  • rgerdes

    Hey Craig…years ago in the book “The On-Purpose Person” the author recommended a simple bracket tool like they uae in March Madness to “run a tournament” as a way to compare each of your priorities to every other priority. Great, and simple tool for putting your good advice to work.

    • TMNinja

      @rgerdes I like this!

      A good way to determine which of your priorities comes before the others. :)

  • rgerdes

    Hey Craig…years ago in the book “The On-Purpose Person” the author recommended a simple bracket tool like they uae in March Madness to “run a tournament” as a way to compare each of your priorities to every other priority. Great, and simple tool for putting your good advice to work.
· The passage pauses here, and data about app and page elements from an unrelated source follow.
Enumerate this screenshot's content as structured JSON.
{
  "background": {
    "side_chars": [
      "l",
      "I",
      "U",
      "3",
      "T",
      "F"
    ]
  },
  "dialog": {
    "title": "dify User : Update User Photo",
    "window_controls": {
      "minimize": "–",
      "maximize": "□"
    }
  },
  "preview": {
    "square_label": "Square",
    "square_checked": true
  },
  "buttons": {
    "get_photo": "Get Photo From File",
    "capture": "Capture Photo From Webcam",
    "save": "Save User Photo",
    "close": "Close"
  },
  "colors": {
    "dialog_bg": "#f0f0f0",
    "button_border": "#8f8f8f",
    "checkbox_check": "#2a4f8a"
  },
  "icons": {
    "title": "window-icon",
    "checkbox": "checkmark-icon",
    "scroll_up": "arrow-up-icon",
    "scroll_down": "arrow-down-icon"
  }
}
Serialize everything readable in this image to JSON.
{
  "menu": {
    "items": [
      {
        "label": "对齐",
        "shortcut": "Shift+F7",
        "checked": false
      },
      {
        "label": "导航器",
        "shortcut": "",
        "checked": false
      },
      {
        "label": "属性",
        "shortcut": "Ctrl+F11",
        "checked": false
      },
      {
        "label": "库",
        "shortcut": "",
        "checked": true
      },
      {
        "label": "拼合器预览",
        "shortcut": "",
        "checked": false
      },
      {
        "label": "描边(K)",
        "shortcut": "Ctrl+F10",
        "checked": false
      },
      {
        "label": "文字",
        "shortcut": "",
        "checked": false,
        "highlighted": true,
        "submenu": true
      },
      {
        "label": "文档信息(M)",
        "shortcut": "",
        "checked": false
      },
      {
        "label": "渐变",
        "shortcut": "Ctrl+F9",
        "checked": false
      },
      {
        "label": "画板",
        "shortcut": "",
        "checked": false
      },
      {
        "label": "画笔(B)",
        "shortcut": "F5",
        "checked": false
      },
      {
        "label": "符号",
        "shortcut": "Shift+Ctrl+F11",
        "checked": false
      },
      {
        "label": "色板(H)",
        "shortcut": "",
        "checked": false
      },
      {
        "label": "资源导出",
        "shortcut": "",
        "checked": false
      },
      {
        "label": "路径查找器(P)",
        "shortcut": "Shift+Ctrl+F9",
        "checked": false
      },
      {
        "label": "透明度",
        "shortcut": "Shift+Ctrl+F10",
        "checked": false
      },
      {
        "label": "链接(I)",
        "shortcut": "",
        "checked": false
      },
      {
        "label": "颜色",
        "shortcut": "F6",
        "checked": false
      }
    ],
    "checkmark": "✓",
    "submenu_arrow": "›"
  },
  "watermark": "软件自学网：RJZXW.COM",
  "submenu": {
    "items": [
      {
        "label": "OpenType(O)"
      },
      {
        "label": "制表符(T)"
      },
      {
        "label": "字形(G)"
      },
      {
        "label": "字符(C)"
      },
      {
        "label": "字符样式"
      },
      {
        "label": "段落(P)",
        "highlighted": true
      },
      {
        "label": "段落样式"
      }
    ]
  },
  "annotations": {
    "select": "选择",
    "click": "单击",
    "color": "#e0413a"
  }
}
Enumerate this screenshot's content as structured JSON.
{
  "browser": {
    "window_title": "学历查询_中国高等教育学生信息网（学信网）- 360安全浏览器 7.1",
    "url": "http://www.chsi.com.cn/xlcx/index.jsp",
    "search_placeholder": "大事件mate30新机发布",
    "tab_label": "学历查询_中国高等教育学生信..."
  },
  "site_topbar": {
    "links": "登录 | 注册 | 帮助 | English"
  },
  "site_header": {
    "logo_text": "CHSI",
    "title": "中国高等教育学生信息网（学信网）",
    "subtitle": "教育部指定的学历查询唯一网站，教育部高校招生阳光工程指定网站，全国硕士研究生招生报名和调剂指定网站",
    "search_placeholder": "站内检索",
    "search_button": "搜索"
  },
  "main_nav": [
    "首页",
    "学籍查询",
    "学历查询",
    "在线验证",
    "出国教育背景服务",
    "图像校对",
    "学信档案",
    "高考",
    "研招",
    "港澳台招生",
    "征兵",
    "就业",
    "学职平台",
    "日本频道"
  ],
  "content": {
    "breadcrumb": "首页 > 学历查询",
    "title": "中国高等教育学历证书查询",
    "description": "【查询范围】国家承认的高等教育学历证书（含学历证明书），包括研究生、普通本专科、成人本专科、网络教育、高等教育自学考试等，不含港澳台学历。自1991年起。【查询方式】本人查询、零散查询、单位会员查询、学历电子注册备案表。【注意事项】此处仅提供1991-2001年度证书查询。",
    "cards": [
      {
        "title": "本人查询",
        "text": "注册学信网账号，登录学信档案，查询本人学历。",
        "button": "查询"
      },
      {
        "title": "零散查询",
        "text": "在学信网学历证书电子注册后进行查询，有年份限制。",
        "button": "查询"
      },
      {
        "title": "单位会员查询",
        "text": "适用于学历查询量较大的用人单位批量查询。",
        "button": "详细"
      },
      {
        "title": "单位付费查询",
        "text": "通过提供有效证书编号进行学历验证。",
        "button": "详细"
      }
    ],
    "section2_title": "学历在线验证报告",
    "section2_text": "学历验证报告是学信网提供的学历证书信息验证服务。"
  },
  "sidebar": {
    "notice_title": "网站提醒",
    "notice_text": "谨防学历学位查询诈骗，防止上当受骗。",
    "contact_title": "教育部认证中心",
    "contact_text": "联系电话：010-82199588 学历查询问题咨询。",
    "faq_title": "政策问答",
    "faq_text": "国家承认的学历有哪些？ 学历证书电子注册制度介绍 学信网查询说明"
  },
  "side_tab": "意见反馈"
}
  • TMNinja

    @rgerdes I like this!

    A good way to determine which of your priorities comes before the others. :)

  • al.pittampalli

    Great post. I hadn’t really thought about keeping my priorities connected, Keith. But you’re absolutely right, all our priorities do intersect , and if we treat them as silos we may miss how we can leverage actions that might make us progress in multiple areas.

  • al.pittampalli

    Great post. I hadn’t really thought about keeping my priorities connected, Craig. But you’re absolutely right, all our priorities do intersect , and if we treat them as silos we may miss how we can leverage actions that might make us progress in multiple areas.

  • al.pittampalli

    Great post. I hadn’t really thought about keeping my priorities connected, Craig. But you’re absolutely right, all our priorities do intersect , and if we treat them as silos we may miss how we can leverage actions that might make us progress in multiple areas.